:: MATERIAL SHOWN ::

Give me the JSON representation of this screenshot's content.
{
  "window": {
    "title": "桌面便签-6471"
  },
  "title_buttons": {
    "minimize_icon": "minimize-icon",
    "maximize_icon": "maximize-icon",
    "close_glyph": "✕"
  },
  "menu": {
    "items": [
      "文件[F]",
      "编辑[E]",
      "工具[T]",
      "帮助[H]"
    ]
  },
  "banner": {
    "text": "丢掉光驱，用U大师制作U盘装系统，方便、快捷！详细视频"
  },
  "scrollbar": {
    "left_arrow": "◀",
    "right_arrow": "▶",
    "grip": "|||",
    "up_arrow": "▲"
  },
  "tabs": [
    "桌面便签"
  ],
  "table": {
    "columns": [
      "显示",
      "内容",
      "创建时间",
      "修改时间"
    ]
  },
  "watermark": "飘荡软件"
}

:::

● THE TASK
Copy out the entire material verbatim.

● RESULT OF THE TASK
Give me the JSON representation of this screenshot's content.
{
  "window": {
    "title": "桌面便签-6471"
  },
  "title_buttons": {
    "minimize_icon": "minimize-icon",
    "maximize_icon": "maximize-icon",
    "close_glyph": "✕"
  },
  "menu": {
    "items": [
      "文件[F]",
      "编辑[E]",
      "工具[T]",
      "帮助[H]"
    ]
  },
  "banner": {
    "text": "丢掉光驱，用U大师制作U盘装系统，方便、快捷！详细视频"
  },
  "scrollbar": {
    "left_arrow": "◀",
    "right_arrow": "▶",
    "grip": "|||",
    "up_arrow": "▲"
  },
  "tabs": [
    "桌面便签"
  ],
  "table": {
    "columns": [
      "显示",
      "内容",
      "创建时间",
      "修改时间"
    ]
  },
  "watermark": "飘荡软件"
}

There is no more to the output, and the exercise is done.